He also points to Ephesians 5:15-17.
“Look carefully then how you walk, not as unwise but as wise, making the best use of the time, because the days are evil. Therefore do not be foolish, but understand what the will of the Lord is.”
Kocho’s friends couldn’t have been more wrong. What the world may see as “wasting talent,” God receives as a life laid down, waiting for His timing, delighted to do His will.
God hasn’t forgotten Kocho. On the contrary, Kocho has been swept up into His holy purposes, adopted into His family, granted citizenship in His kingdom, and sealed as His own. And no one can deny him those credentials.
Will you pray with me for Kocho? Pray that God opens doors of opportunity for this hard-working, beautiful soul. And that he will be able to get the documents he needs to proceed to medical school when his biology course is finished.

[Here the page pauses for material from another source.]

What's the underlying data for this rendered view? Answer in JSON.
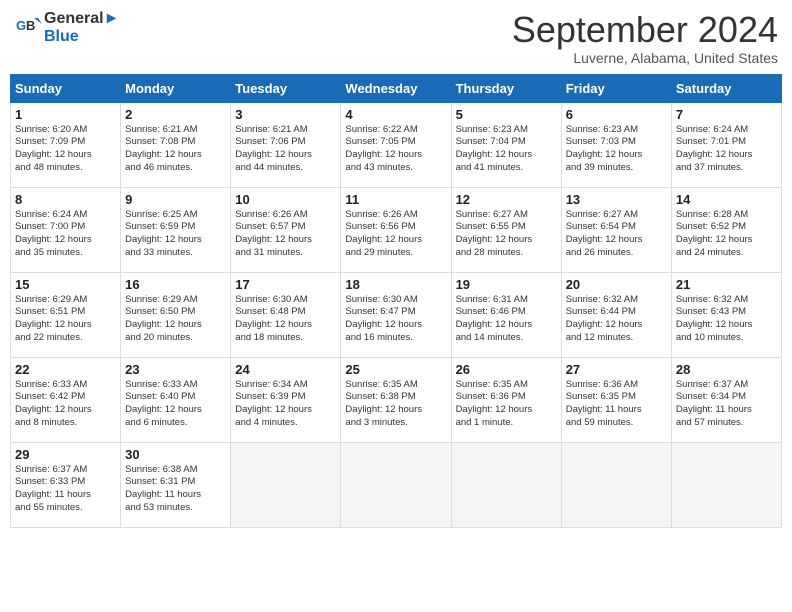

And will you pray that the funds for his education come through? At Cathy and Ruth’s request, AMHF set up a support page, and enough money has already been raised to cover his first year of medical school. Praise God for this wonderful provision! If you know of anyone who might want to pray for Kocho or help financially, will you share his need?
For his part, Kocho isn’t worried. His beautiful faith never wavering, he presses on toward the goal for the prize of the upward call of God in Christ Jesus.
Ruth had the opportunity to speak with Kocho last week. Even as much of his immediate future remains uncertain, she said one of his biggest prayer requests was for the Hai Nuba Church in Doro, that they would grow, be strengthened, and “eat solid food, not desire milk like babies.”
Grant it, Lord. And may we, his brothers and sisters in the land of plenty, do the same.